REQUIRED ACTION: For every line in the records below that holds "title", make a copy.

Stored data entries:
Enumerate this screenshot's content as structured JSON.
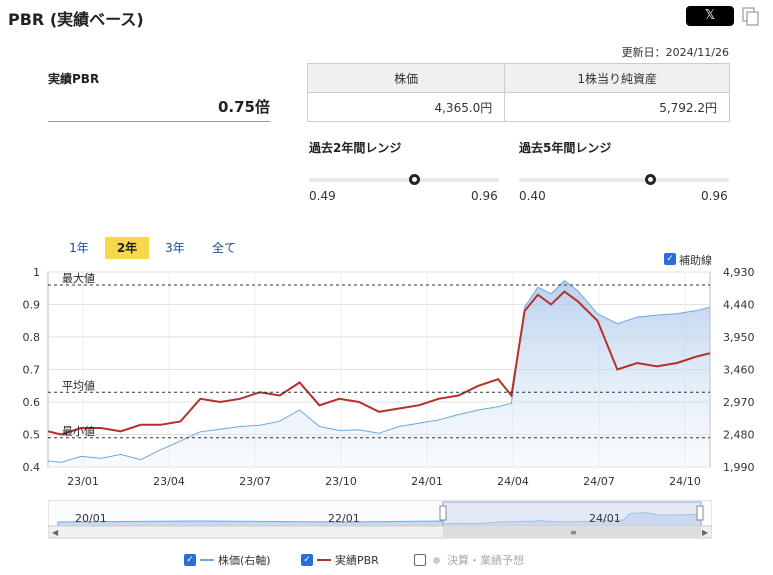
{
  "header": {
    "title": "PBR (実績ベース)",
    "share_label": "𝕏"
  },
  "updated": "更新日：2024/11/26",
  "pbr": {
    "label": "実績PBR",
    "value": "0.75倍"
  },
  "price_table": {
    "headers": [
      "株価",
      "1株当り純資産"
    ],
    "values": [
      "4,365.0円",
      "5,792.2円"
    ]
  },
  "ranges": [
    {
      "title": "過去2年間レンジ",
      "min": "0.49",
      "max": "0.96",
      "position": 0.55
    },
    {
      "title": "過去5年間レンジ",
      "min": "0.40",
      "max": "0.96",
      "position": 0.625
    }
  ],
  "tabs": [
    "1年",
    "2年",
    "3年",
    "全て"
  ],
  "active_tab": "2年",
  "aux_lines": {
    "label": "補助線",
    "checked": true
  },
  "ref_lines": {
    "max_label": "最大値",
    "avg_label": "平均値",
    "min_label": "最小値"
  },
  "navigator": {
    "labels": [
      "20/01",
      "22/01",
      "24/01"
    ]
  },
  "legend": [
    {
      "label": "株価(右軸)",
      "checked": true,
      "color": "#6ea8dc"
    },
    {
      "label": "実績PBR",
      "checked": true,
      "color": "#b5302a"
    },
    {
      "label": "決算・業績予想",
      "checked": false,
      "color": "#bbbbbb"
    }
  ],
  "chart_data": {
    "type": "line",
    "x_ticks": [
      "23/01",
      "23/04",
      "23/07",
      "23/10",
      "24/01",
      "24/04",
      "24/07",
      "24/10"
    ],
    "y_left_ticks": [
      "0.4",
      "0.5",
      "0.6",
      "0.7",
      "0.8",
      "0.9",
      "1"
    ],
    "y_right_ticks": [
      "1,990",
      "2,480",
      "2,970",
      "3,460",
      "3,950",
      "4,440",
      "4,930"
    ],
    "ylim_left": [
      0.4,
      1.0
    ],
    "ylim_right": [
      1990,
      4930
    ],
    "reference_lines": {
      "max": 0.96,
      "avg": 0.63,
      "min": 0.49
    },
    "series": [
      {
        "name": "実績PBR",
        "axis": "left",
        "color": "#b5302a",
        "x": [
          0,
          2,
          5,
          8,
          11,
          14,
          17,
          20,
          23,
          26,
          29,
          32,
          35,
          38,
          41,
          44,
          47,
          50,
          53,
          56,
          59,
          62,
          65,
          68,
          70,
          72,
          74,
          76,
          78,
          80,
          83,
          86,
          89,
          92,
          95,
          98,
          100
        ],
        "values": [
          0.51,
          0.5,
          0.52,
          0.52,
          0.51,
          0.53,
          0.53,
          0.54,
          0.61,
          0.6,
          0.61,
          0.63,
          0.62,
          0.66,
          0.59,
          0.61,
          0.6,
          0.57,
          0.58,
          0.59,
          0.61,
          0.62,
          0.65,
          0.67,
          0.62,
          0.88,
          0.93,
          0.9,
          0.94,
          0.91,
          0.85,
          0.7,
          0.72,
          0.71,
          0.72,
          0.74,
          0.75
        ]
      },
      {
        "name": "株価(右軸)",
        "axis": "right",
        "color": "#6ea8dc",
        "x": [
          0,
          2,
          5,
          8,
          11,
          14,
          17,
          20,
          23,
          26,
          29,
          32,
          35,
          38,
          41,
          44,
          47,
          50,
          53,
          56,
          59,
          62,
          65,
          68,
          70,
          72,
          74,
          76,
          78,
          80,
          83,
          86,
          89,
          92,
          95,
          98,
          100
        ],
        "values": [
          2080,
          2060,
          2150,
          2120,
          2180,
          2100,
          2250,
          2380,
          2520,
          2560,
          2600,
          2620,
          2680,
          2850,
          2600,
          2540,
          2550,
          2500,
          2600,
          2650,
          2700,
          2780,
          2850,
          2900,
          2950,
          4400,
          4700,
          4600,
          4800,
          4650,
          4300,
          4150,
          4250,
          4280,
          4300,
          4350,
          4400
        ]
      }
    ]
  }
}
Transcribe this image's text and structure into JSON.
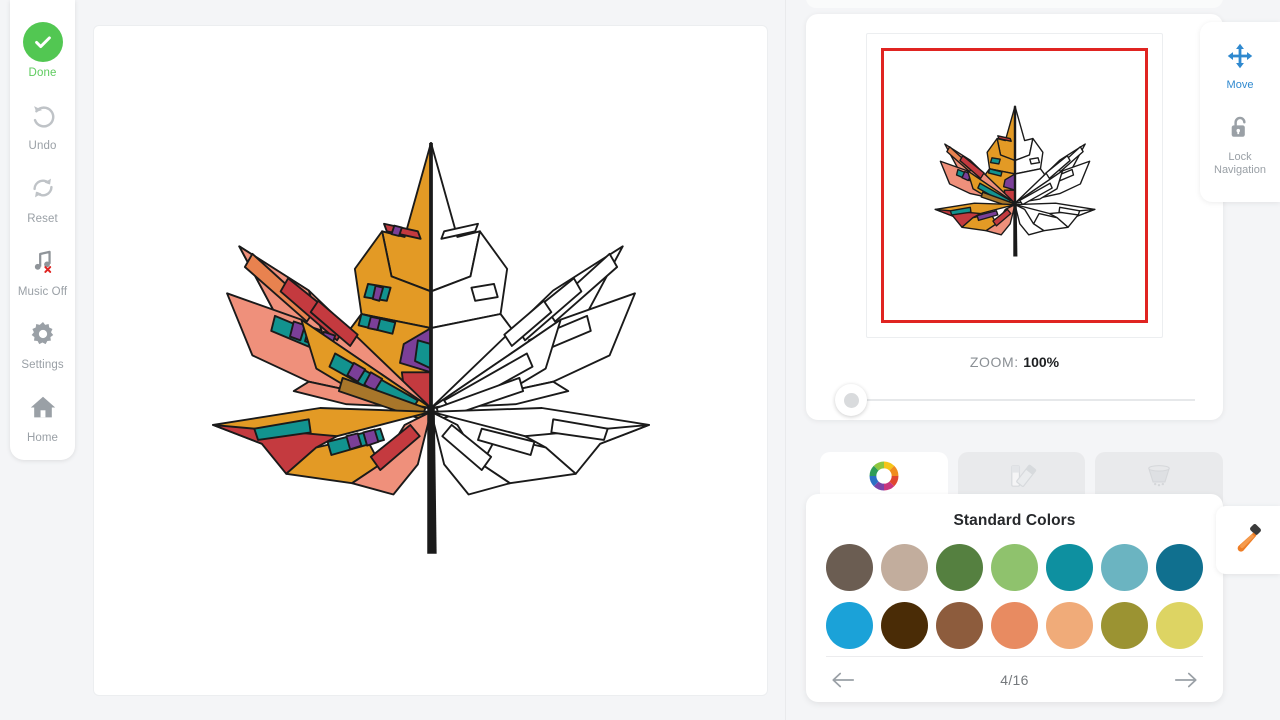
{
  "app": {
    "background": "#f4f5f7"
  },
  "toolbar": {
    "items": [
      {
        "label": "Done",
        "icon": "check-circle-icon",
        "state": "active",
        "color": "#52c752"
      },
      {
        "label": "Undo",
        "icon": "undo-arrow-icon",
        "state": "normal",
        "color": "#b9bdc1"
      },
      {
        "label": "Reset",
        "icon": "reset-refresh-icon",
        "state": "normal",
        "color": "#b9bdc1"
      },
      {
        "label": "Music Off",
        "icon": "music-note-off-icon",
        "state": "normal",
        "color": "#9aa0a6"
      },
      {
        "label": "Settings",
        "icon": "gear-icon",
        "state": "normal",
        "color": "#9aa0a6"
      },
      {
        "label": "Home",
        "icon": "home-icon",
        "state": "normal",
        "color": "#9aa0a6"
      }
    ]
  },
  "canvas": {
    "artwork_name": "maple-leaf-coloring-page",
    "description": "Stained-glass style maple leaf, left half colored, right half uncolored outline"
  },
  "preview": {
    "selection_border_color": "#e02421",
    "zoom_label": "ZOOM:",
    "zoom_value": "100%",
    "zoom_percent": 100,
    "slider_position": 0
  },
  "navigation": {
    "items": [
      {
        "label": "Move",
        "icon": "move-arrows-icon",
        "state": "active",
        "color": "#2f89cf"
      },
      {
        "label": "Lock\nNavigation",
        "label_line1": "Lock",
        "label_line2": "Navigation",
        "icon": "padlock-open-icon",
        "state": "inactive",
        "color": "#9aa0a6"
      }
    ]
  },
  "palette": {
    "tabs": [
      {
        "id": "colors",
        "icon": "color-wheel-icon",
        "active": true
      },
      {
        "id": "patterns",
        "icon": "swatch-palette-icon",
        "active": false
      },
      {
        "id": "effects",
        "icon": "paint-bucket-icon",
        "active": false
      }
    ],
    "title": "Standard Colors",
    "rows": [
      [
        {
          "name": "dark-taupe",
          "hex": "#6b5d52"
        },
        {
          "name": "warm-greige",
          "hex": "#c2ad9d"
        },
        {
          "name": "moss-green",
          "hex": "#558040"
        },
        {
          "name": "light-green",
          "hex": "#8fc26d"
        },
        {
          "name": "teal",
          "hex": "#0e90a0"
        },
        {
          "name": "sky-teal",
          "hex": "#6bb4c1"
        },
        {
          "name": "deep-teal",
          "hex": "#10708f"
        }
      ],
      [
        {
          "name": "azure-blue",
          "hex": "#1ba2d8"
        },
        {
          "name": "dark-brown",
          "hex": "#4a2c06"
        },
        {
          "name": "medium-brown",
          "hex": "#8d5c3d"
        },
        {
          "name": "salmon",
          "hex": "#e88b61"
        },
        {
          "name": "peach",
          "hex": "#f0ab79"
        },
        {
          "name": "olive",
          "hex": "#9b9332"
        },
        {
          "name": "pale-yellow",
          "hex": "#ddd463"
        }
      ]
    ],
    "footer": {
      "prev_label": "←",
      "next_label": "→",
      "page_indicator": "4/16",
      "page_current": 4,
      "page_total": 16
    },
    "eyedropper": {
      "icon": "eyedropper-icon",
      "color": "#ee7d25"
    }
  }
}
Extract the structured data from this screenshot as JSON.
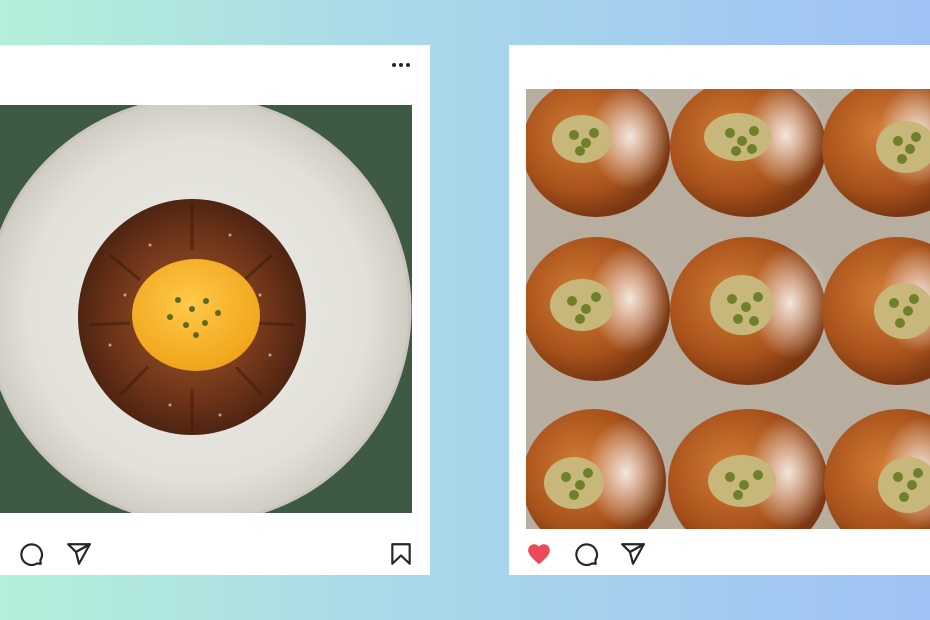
{
  "posts": [
    {
      "menu_icon": "more-horizontal-icon",
      "photo_subject": "pastry",
      "actions": {
        "comment_icon": "comment-icon",
        "share_icon": "share-icon",
        "save_icon": "bookmark-icon"
      }
    },
    {
      "photo_subject": "buns",
      "actions": {
        "like_icon": "heart-filled-icon",
        "comment_icon": "comment-icon",
        "share_icon": "share-icon"
      },
      "liked": true
    }
  ],
  "colors": {
    "background_start": "#b5efd9",
    "background_end": "#9fc2f5",
    "card": "#ffffff",
    "icon": "#262626",
    "like": "#ed4956"
  }
}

EXPECTED OUTPUT:
    "title": "PBR (実績ベース)",
      "title": "過去2年間レンジ",
      "title": "過去5年間レンジ",
    "title": "Standard Colors",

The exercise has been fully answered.